ACCORDING to the World Health Organisation, one in four individuals suffers from mental illnesses or disorders. By 2020, depression will become one of the leading causes of death across the globe.
This may be surprising for a layperson, but for those who have been paying attention, there are no revelations in this data. At present, psychiatric diseases and behavioural disorders constitute over 40 per cent of the global disease burden. This high number has resulted in international movements for treatment and protection of those with mental illness.
Mental illnesses include many disorders such as schizophrenia, psychosis, bipolar disorder, post-traumatic stress disorder, eating disorders such as anorexia and bulimia, anxiety, depression, neurosis. There are many other sinister disorders and diseases of the mind. To not recognise their threat as a national health concern will be a monumental failure. While we think of lifestyle-related illness such as diabetes, heart disease and cancer as the leading causes of mortality, we forget that mental disorders are, in fact, far more common than the aforementioned maladies.
Mental illness is more common than cancer, diabetes or heart disease.
Unfortunately, while a faulty heart or a failing kidney is not ignored, signs and symptoms of mental disorders are grossly neglected through their non-detection, misdiagnosis and inappropriate treatments. In typical cases, the symptoms are non-physical and hence unclear for immediate detection or treatment. As a result, more serious psychiatric cases are ignored or dealt with using measures that worsen the patients’ mental condition.

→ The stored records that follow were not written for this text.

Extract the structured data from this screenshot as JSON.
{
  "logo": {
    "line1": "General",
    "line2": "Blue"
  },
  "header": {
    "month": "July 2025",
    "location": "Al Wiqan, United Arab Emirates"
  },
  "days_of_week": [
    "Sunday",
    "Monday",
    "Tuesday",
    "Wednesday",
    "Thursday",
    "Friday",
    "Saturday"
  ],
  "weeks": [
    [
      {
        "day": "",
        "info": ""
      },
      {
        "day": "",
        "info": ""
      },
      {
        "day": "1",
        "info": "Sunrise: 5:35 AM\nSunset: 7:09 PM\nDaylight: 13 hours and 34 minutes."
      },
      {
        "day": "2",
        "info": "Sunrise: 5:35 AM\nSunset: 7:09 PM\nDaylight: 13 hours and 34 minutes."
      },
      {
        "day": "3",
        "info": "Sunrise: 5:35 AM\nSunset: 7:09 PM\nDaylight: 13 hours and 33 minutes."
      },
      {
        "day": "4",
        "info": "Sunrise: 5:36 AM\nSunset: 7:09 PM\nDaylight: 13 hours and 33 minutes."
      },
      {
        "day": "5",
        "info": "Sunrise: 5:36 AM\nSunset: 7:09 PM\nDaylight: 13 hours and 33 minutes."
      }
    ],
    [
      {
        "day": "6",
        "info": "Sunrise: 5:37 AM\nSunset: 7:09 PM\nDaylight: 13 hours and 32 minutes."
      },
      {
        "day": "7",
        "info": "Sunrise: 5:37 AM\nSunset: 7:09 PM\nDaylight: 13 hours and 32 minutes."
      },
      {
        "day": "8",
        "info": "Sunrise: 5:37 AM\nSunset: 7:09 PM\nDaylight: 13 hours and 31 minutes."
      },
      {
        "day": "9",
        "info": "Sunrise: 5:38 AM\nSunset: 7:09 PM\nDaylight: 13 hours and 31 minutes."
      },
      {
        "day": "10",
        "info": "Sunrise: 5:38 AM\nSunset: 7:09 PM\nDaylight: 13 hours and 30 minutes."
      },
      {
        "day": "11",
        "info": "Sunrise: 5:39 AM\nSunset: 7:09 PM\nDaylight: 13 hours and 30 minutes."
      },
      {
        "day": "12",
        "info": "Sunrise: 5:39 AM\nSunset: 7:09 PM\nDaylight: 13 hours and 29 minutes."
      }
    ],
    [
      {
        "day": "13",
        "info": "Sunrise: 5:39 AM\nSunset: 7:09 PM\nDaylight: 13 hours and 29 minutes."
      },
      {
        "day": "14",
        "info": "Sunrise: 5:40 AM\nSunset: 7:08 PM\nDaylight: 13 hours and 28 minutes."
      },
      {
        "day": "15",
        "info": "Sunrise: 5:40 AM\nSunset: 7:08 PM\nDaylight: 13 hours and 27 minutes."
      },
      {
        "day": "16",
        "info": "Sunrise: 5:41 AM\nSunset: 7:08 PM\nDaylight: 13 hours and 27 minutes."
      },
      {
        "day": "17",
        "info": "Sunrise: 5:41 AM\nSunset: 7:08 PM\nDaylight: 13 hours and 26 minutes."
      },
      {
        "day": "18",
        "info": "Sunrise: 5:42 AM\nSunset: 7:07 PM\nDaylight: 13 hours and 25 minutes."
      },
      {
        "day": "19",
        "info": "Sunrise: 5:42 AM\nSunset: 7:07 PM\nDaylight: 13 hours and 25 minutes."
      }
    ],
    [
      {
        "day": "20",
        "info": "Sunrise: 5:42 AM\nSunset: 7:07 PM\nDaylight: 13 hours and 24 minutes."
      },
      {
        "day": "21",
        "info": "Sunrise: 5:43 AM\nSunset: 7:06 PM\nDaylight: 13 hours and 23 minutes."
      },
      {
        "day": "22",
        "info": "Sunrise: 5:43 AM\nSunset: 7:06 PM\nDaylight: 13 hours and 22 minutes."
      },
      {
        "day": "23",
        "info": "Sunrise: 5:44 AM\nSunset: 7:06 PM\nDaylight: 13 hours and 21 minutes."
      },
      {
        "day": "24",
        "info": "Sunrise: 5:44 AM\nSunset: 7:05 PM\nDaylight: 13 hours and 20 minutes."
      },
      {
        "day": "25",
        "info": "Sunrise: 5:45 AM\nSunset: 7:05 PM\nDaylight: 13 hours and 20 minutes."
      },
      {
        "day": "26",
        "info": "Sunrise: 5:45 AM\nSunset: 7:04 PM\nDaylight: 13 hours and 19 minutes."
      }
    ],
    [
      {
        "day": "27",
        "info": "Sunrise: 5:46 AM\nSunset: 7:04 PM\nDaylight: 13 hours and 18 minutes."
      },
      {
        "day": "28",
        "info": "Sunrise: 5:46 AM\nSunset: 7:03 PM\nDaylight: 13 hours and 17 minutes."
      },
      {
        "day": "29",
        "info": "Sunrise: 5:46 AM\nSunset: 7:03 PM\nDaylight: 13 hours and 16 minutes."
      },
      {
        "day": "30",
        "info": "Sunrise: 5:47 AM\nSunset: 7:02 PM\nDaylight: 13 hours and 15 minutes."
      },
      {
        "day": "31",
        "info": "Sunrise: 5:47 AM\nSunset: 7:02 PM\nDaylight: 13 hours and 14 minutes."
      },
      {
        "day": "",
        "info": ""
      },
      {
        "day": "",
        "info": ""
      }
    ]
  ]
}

But the effects of such neglect do not end there. The stigma associated with these illnesses has never really been addressed. In recent years, there has been growing awareness and treatment for mental illness around the world. Our country, however, fails to meet the universal standards of treatment and protection appropriate for such mentally ill individuals. What follows for such a mentally ill patient raises bigger concerns.
Since many a time such patients are accused of or involuntarily involved in activities that may be criminal, such individuals are often placed at the mercy of those within the criminal justice system. According to official figures, approximately 188 recognised mentally ill prisoners are locked up in Punjab’s prisons alone. Meanwhile, with 4,688 prisoners currently on death row, it is unclear how many of them are mentally ill or have become so living under horrid, overpopulated prison conditions.
Reportedly, 10pc to 16pc of Pakistan’s population — ie more than 14 million people — suffer from mild to moderate psychiatric illness. This epidemic was once highlighted in the 1998 National Health Policy where it was placed as a component of comprehensive primary healthcare under the umbrella of ‘health for all’. However, following the ouster of the elected civilian government in 1999, a new health policy was enacted in 2001. This policy made selective primary healthcare and donor dependence for additional resources as its prime focus, and placed mental health issues at the bottom of national health priorities.
It is no wonder then that Pakistan has approximately only one psychiatrist for every 10,000 persons suffering from mental disorders, one child psychiatrist for every 4m children suffering from mental health issues, and only four major psychiatric hospitals for the entire population. These shockingly low statistics contribute to the rise in the number of mentally ill patients.
The Punjab Institute of Mental Health is one of those rare dedicated government hospitals. But, disturbingly, the Punjab Health Department now wants to attach the PIMH to the Services Institute of Medical Sciences. The obvious problem with this is losing the opportunity to make the PIMH a teaching hospital. We are in desperate need of more psychiatrists, yet, without a teaching hospital, this number cannot be radically increased.
The second problem is, again, one of placing mental health on the backburner. If there are dedicated government hospitals for heart, kidney, and liver diseases, then why not maintain at least one dedicated to mental health? Is even one dedicated hospital too much to ask for?
The third problem is expertise. Should a hospital, where many patients are unfortunately violent and unpredictable, be placed under the supervision of a doctor who supervises in surgery? Would such an arrangement be acceptable anywhere in the world?
The PIMH issue is, sadly, just one of the myriad ones that the mental health sector faces. Mental illnesses are caused by a combination of genetic, biological, psychological and environmental factors. It is incumbent to adopt and implement measures and interventions for prevention of such illnesses in order to avoid problems caused by a lack of awareness and support.
The writer is a Sitar-i-Imtiaz- and Hilal-i-Imtiaz-decorated emeritus professor of psychiatry.
Published in Dawn, February 17th, 2019